William Sterndale BENNETT (1816-1875)
Symphony in G minor, op.43 [23:47]
London Philharmonic Orchestra/Nicholas Braithwaite
From SRCD206 DDD, 2007
Cyril ROOTHAM (1875-1938)
Symphony noi.1 in C minor (1932) [30:59]
From SRCD269 ADD, 1979
Sinfonietta (1944) [23:53]
LPO/Sir Adrian Boult
From SRCD247 ADD, 1968
Arnold BAX (1883-1953)
Symphony no.1 in Eb (1921-2) [32:25]
From SRCD232 ADD, 1971
Edmund RUBBRA (1901-1986)
Symphony no.4, op.53 [27:03]
Philharmonia Orchestra/Norman Del Mar
From SRCD202 DDD, 1990
Alan RAWSTHORNE (1905-1971)
Symphonic Studies (1938) [20:11]
LPO/Sir John Pritchard
From SRCD255, ADD, 1977
Lennox BERKELEY (1903-1989)
Symphony no.3 in One Movement, op.74 [15:18]
LPO/Sir Lennox Berkeley
From SRCD226 ADD, 1972
William ALWYN (1905-1985)
Symphony no.5 (‘Hydriotaphia’) [15:04]
From SRCD228 ADD, 1975
Grace WILLIAMS (1906-1977)
Symphony no.2 (1956) [37:53]
BBC Welsh Symphony Orchestra/Handley
SRCD327 ADD, 1980
Malcolm ARNOLD (1921-2006)
Sinfonietta no.1, op.48 [9:53]
London Symphony Orchestra/Braithwaite
From SRCD257 ADD, 1982
William WORDSWORTH (1908-1988)
Symphony no.3 in C, op.48 [27:24]
From SRCD207 DDD, 1990
Humphrey SEARLE (1915-1982)
Symphony no.2, op.33 [20:20]
SRCD285 ADD, 1975
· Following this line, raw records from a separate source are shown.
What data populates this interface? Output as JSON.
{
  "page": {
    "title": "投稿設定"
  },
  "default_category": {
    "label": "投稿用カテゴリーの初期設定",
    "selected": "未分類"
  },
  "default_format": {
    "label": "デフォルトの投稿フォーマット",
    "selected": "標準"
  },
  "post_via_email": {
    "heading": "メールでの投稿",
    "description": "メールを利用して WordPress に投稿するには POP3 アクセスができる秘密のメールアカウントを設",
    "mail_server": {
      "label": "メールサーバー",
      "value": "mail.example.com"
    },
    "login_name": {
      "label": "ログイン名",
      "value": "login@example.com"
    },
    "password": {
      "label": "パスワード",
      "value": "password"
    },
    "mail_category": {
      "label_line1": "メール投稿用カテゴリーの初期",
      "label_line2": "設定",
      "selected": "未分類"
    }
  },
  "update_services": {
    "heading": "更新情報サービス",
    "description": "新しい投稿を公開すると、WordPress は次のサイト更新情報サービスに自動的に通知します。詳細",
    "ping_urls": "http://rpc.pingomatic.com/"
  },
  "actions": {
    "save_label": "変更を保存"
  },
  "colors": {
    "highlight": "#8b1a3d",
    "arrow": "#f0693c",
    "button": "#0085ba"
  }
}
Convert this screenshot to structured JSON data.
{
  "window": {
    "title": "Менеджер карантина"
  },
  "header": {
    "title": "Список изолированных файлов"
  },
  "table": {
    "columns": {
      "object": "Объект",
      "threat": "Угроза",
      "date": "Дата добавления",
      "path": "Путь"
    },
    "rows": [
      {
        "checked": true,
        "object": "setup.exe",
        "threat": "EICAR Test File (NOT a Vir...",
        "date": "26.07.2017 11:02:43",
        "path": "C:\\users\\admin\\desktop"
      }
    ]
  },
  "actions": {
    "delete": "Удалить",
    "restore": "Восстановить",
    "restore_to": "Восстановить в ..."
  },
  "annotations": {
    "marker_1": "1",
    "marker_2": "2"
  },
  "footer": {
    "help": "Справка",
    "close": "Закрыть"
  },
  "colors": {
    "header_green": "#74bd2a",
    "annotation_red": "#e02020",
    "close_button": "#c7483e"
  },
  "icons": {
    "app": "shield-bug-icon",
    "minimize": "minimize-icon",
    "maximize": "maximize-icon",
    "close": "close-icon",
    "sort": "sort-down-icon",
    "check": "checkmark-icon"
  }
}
John JOUBERT (b.1927)
Symphony no.1, op.20 [31:15]
SRCD340 DDD, 2007
(recording venues not given)